> "It's not an attempt on the rice industry's part or my part to be
> anti-biotech," Dickerson said "I think biotech has a great future."
> But Lemaux and others said the bill, while carefully worded, will hurt the
> spread of biotech rice in California.
> "They softened the language to make it less controversial," said Aventis'
> Higgins said there's nothing wrong with making growers and shippers
> segregate different kinds of rice; Aventis will have growers do it when it
> introduces its biotech rice.
> But he said the bill goes beyond that. One big sticking point: The bill
> would impose a special fee on the sale of any rice seed that's deemed to
> have "characteristics of commercial impact."
> According to the bill, that refers to any rice that, if it got mixed in
> with a regular shipment, would lower the value of that shipment. Higgins
> and others said the phrase means biotech.
> The fee would be a maximum of $5 per hundred pounds of seed, which
> translates to about $8 for every acre planted, Higgins said. He called
> that "a fair sum of money" that would make it difficult to market biotech
> seeds in California.
> The rice commission's Johnson said the fee, which would cover the costs of
> enforcing the crop-segregation standards, wouldn't be a deterrent to seed
> Dear Governor Davis,
> As a California Citizen and as an executive in an industry of great
> importance to our state, I urge you to veto AB2622. This bill is back
> door legislation to hinder the development of biotechnology in California.
> There is already adequate control of seed quality in the state in the
> guise of the existing seed certification program and USDA monitored chain
> of custody procedures. The special interest group that sponsored this
> legislation wants to limit the freedom of California farmers and
> researchers. The legilation controls the types of rice varieties that can
> be grown in the state both for commercial agriculture and for research
> purposes. The group that sponsored the legislation also hopes to increase
> the size of their budget by collecting fees as the gatekeepers of
> permission to grow their approved varieties.
> FACT: This bill is totally unnecessary. Rice is an inbreeding species,
> and unusual rice will not be able to cross-pollinate and contaminate
> commercial fields to levels unacceptable for Japanese markets.
> FACT: This bill hinders research.

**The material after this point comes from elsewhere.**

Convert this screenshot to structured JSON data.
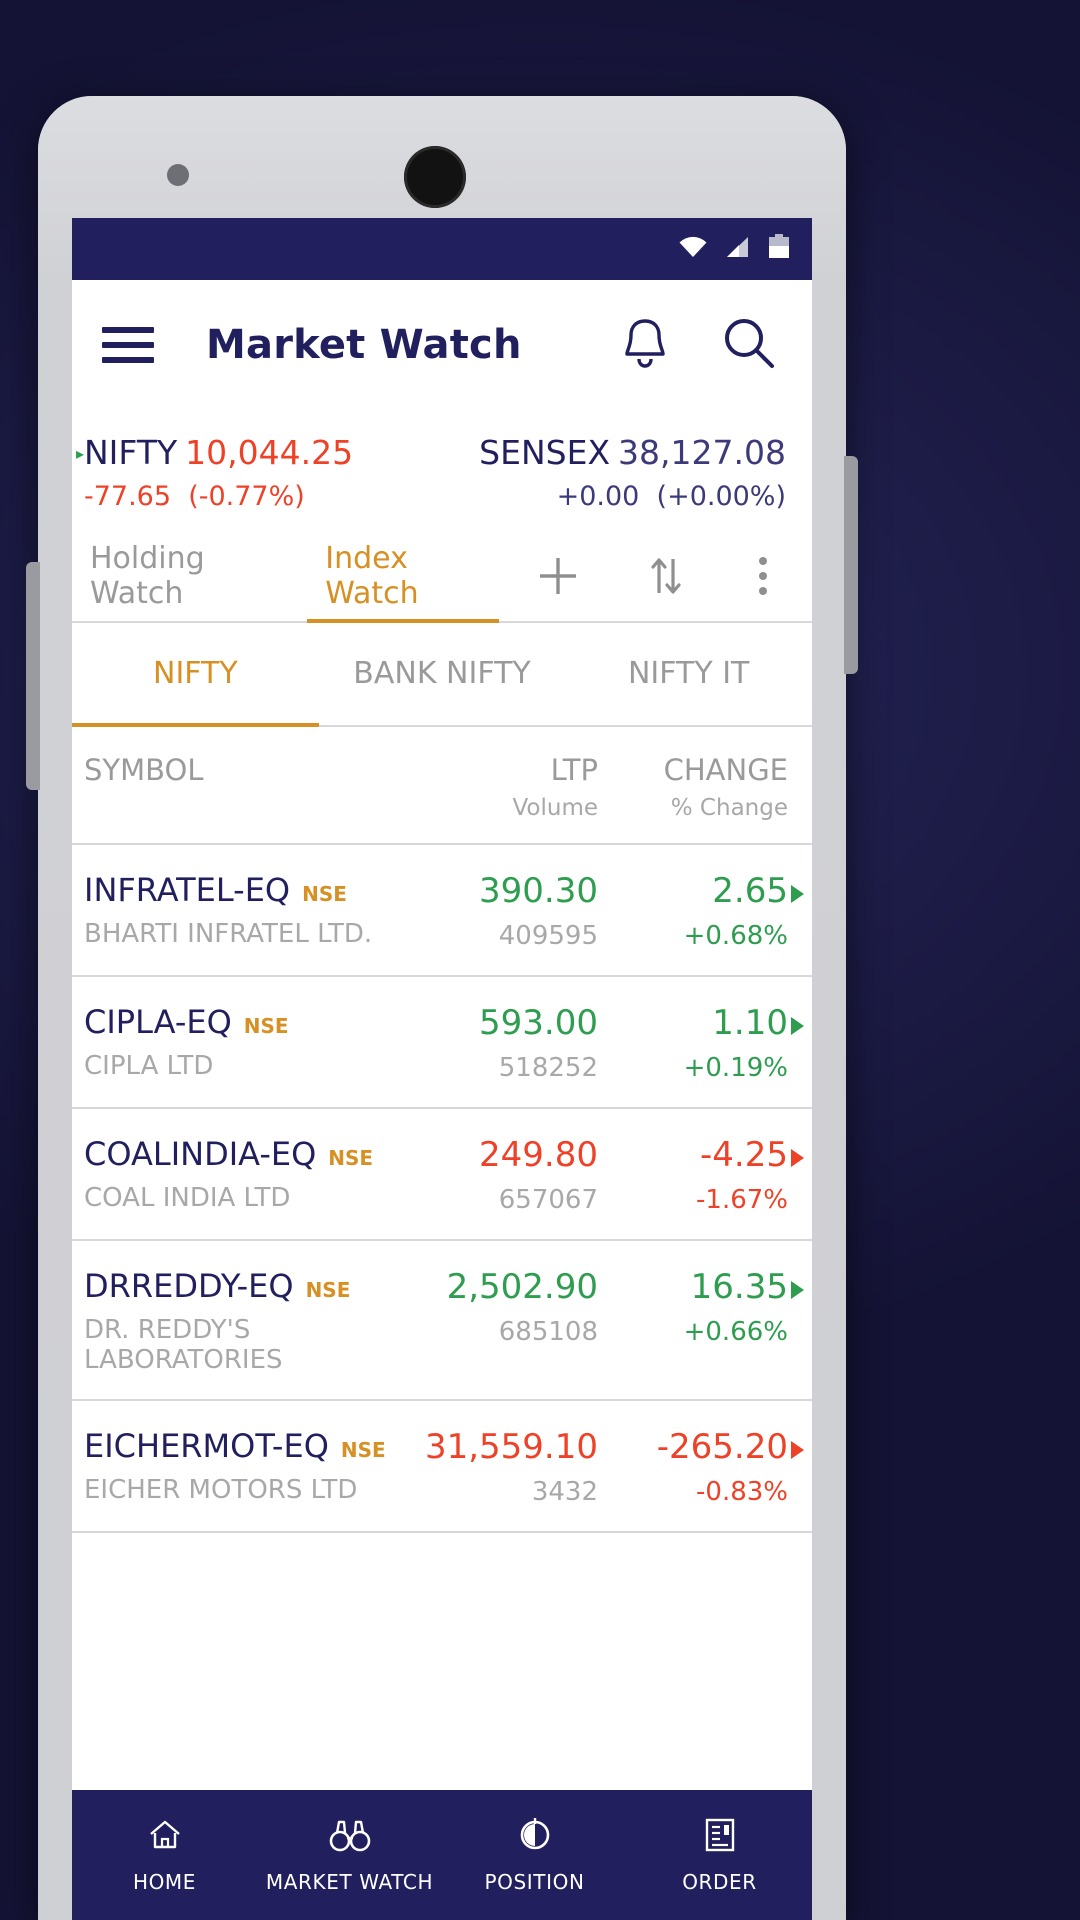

The University of California planned
> to oppose this legislation until the authors of this bill included an
> exception for University of California research. Biotech companies, and
> public researchers not associated with the University of California will
> still be hindered if this bill becomes law.
> FACT: If this bill become law, biotech companies will move their rice
> research activities to other states. California rice farmers will become
> the last to gain benefits from biotechnology, while growers in the
> Southern US will gain an advantage.
> FACT: Weeds are resistant to all of the herbicides currently approved for
> California rice production. The two earliest biotech rice crops will be
> herbicide resistant varieties that can help California farmers overcome
> this problem. These products will allow the replacement of existing
> herbicides with more environmentally friendly herbicides.
> FACT: Despite sponsor statements to the contrary, this legislation
> originated as a device to slow the entry of biotech crops into California.
> The authors changed the wording when they realized that the original draft
> bill would not gain enough support to pass. This legislation will place
> tremendous power in the hands of a few people; people have no right to
> limit the freedom of California farmers or researchers.
> Thank you for your attention,
> Michael W. Lassner, Ph.D.
> Director, Agriculture Research and Development
> Maxygen, Inc.
> 515 Galveston Drive
> Redwood City, California 94063
> Phone: (650) 298-5451
> FAX : (650) 364-2715
> e-mail: firstname.lastname@example.org